In 2019 BTS, which been dubbed the “biggest boy band in the world,” became the first band to ever spend five weeks at number one on the Billboard Artist 100 chart. The seven-member South Korean group has attracted a global fan base, nicknamed ARMY. Known for working cultural references into their tracks, the band members have now turned their hand to arts patronage. With their public art project, “Connect, BTS,” the pop stars are attempting to engage their fans with the work of international contemporary artists working in a range of mediums.
The “Connect, BTS” website describes the endeavor “in terms of a collective curatorial practice by curators around the world who resonated with BTS’ philosophy.” The five-part project was launched last week at London’s Serpentine Galleries.

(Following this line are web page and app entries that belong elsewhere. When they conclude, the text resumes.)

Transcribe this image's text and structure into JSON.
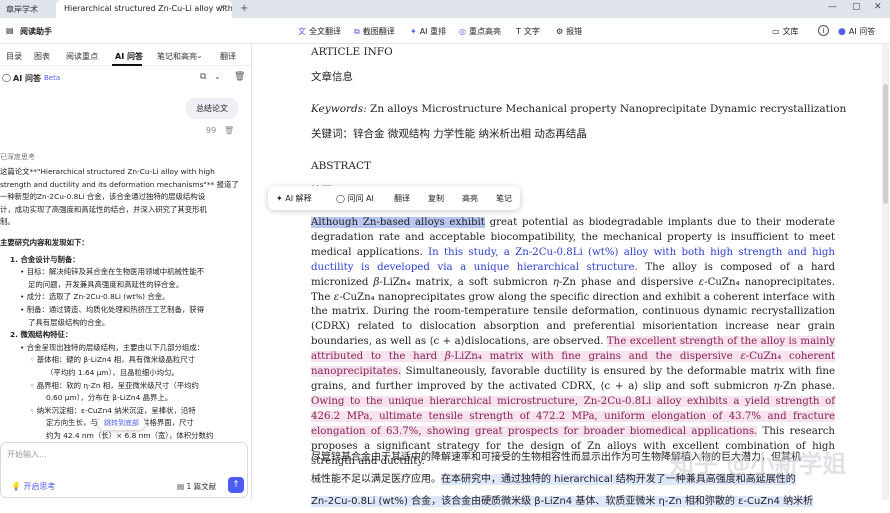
{
  "window": {
    "tab_home": "章岸学术",
    "tab_doc": "Hierarchical structured Zn-Cu-Li alloy with ...",
    "close": "✕",
    "new_tab": "+",
    "min": "—",
    "max": "▢",
    "close_win": "✕"
  },
  "toolbar": {
    "title": "阅读助手",
    "full_translate": "全文翻译",
    "screenshot_translate": "截图翻译",
    "ai_rearrange": "AI 重排",
    "key_highlight": "重点高亮",
    "text": "文字",
    "report": "报错",
    "library": "文库",
    "ai_qa": "AI 问答",
    "info": "i"
  },
  "sidebar": {
    "tabs": [
      "目录",
      "图表",
      "阅读重点",
      "AI 问答",
      "笔记和高亮",
      "翻译"
    ],
    "ai_title": "AI 问答",
    "beta": "Beta",
    "user_msg": "总结论文",
    "thought": "已深度思考",
    "answer": [
      "这篇论文**\"Hierarchical structured Zn-Cu-Li alloy with high",
      "strength and ductility and its deformation mechanisms\"** 报道了",
      "一种新型的Zn-2Cu-0.8Li 合金，该合金通过独特的层级结构设",
      "计，成功实现了高强度和高延性的结合，并深入研究了其变形机",
      "制。"
    ],
    "h1": "主要研究内容和发现如下：",
    "s1": "1. 合金设计与制备：",
    "s1a": "• 目标：解决纯锌及其合金在生物医用领域中机械性能不",
    "s1a2": "足的问题，开发兼具高强度和高延性的锌合金。",
    "s1b": "• 成分：选取了 Zn-2Cu-0.8Li (wt%) 合金。",
    "s1c": "• 制备：通过铸造、均质化处理和热挤压工艺制备，获得",
    "s1c2": "了具有层级结构的合金。",
    "s2": "2. 微观结构特征：",
    "s2a": "• 合金呈现出独特的层级结构，主要由以下几部分组成：",
    "s2b": "◦ 基体相：硬的 β-LiZn4 相，具有微米级晶粒尺寸",
    "s2b2": "（平均约 1.64 μm），且晶粒细小均匀。",
    "s2c": "◦ 晶界相：软的 η-Zn 相，呈亚微米级尺寸（平均约",
    "s2c2": "0.60 μm），分布在 β-LiZn4 晶界上。",
    "s2d": "◦ 纳米沉淀相：ε-CuZn4 纳米沉淀，呈棒状，沿特",
    "s2d2": "定方向生长，与基体形成具有共格界面，尺寸",
    "s2d3": "约为 42.4 nm（长）× 6.8 nm（宽），体积分数约",
    "jump": "跳转到底部",
    "input_placeholder": "开始输入...",
    "deep_think": "开启思考",
    "doc_count": "1 篇文献"
  },
  "document": {
    "article_info": "ARTICLE INFO",
    "article_info_zh": "文章信息",
    "keywords_label": "Keywords:",
    "keywords": "Zn alloys Microstructure Mechanical property Nanoprecipitate Dynamic recrystallization",
    "keywords_zh": "关键词：锌合金 微观结构 力学性能 纳米析出相 动态再结晶",
    "abstract": "ABSTRACT",
    "abstract_zh": "摘要",
    "popup": [
      "AI 解释",
      "问问 AI",
      "翻译",
      "复制",
      "高亮",
      "笔记"
    ],
    "zh_line1": "尽管锌基合金由于其适中的降解速率和可接受的生物相容性而显示出作为可生物降解植入物的巨大潜力，但其机",
    "zh_line2a": "械性能不足以满足医疗应用。",
    "zh_line2b": "在本研究中，通过独特的 hierarchical 结构开发了一种兼具高强度和高延展性的",
    "zh_line3": "Zn-2Cu-0.8Li (wt%) 合金，该合金由硬质微米级 β-LiZn4 基体、软质亚微米 η-Zn 相和弥散的 ε-CuZn4 纳米析"
  },
  "watermark": "知乎 @小新学姐"
}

The London chapter, an immersive installation by Danish artist Jakob Kudsk Steensen, will be on display at the Serpentine until March 15 and can also be viewed online. Entitled Catharsis, the video takes visitors on a journey through an imaginary forest constructed by artist though 3-D scanning and audio sampling.
The day after the London launch, Gropius Bau in Berlin began Rituals of Care, a series of performances by 17 international artists including Jelili Atiku and boychild. The performances are centered around themes with particular contemporary urgency, including land and the Anthropocene, violence, and repair.
Over the coming weeks, “Connect, BTS” will also inaugurate projects in Buenos Aires, Seoul, and New York. For the New York commission, British sculptor Antony Gormley will construct an installation composed of 60 feet of aluminum tubing on a converted pier in Brooklyn Bridge Park. At the launch of the project at the Serpentine, Gormley described the initiative as a “very open-minded and generous gesture,” which would be able to engage a “whole new young audience.”
In a video call from Seoul during the launch, BTS member RM (Kim Namjoon) said: “We’re very excited and really happy to be part of this project. We’ve been hearing so much about how this world doesn’t need art, but we think this is a big challenge for all of us from different genres, we believe in the part of art that can help change the world.”
At the launch, members of the BTS ARMY swarmed the Serpentine, showing the band’s impressive pulling power. If the “Connect, BTS” project continues to enjoy such popularity, this may just be the beginning of a long love affair between K-pop and contemporary art.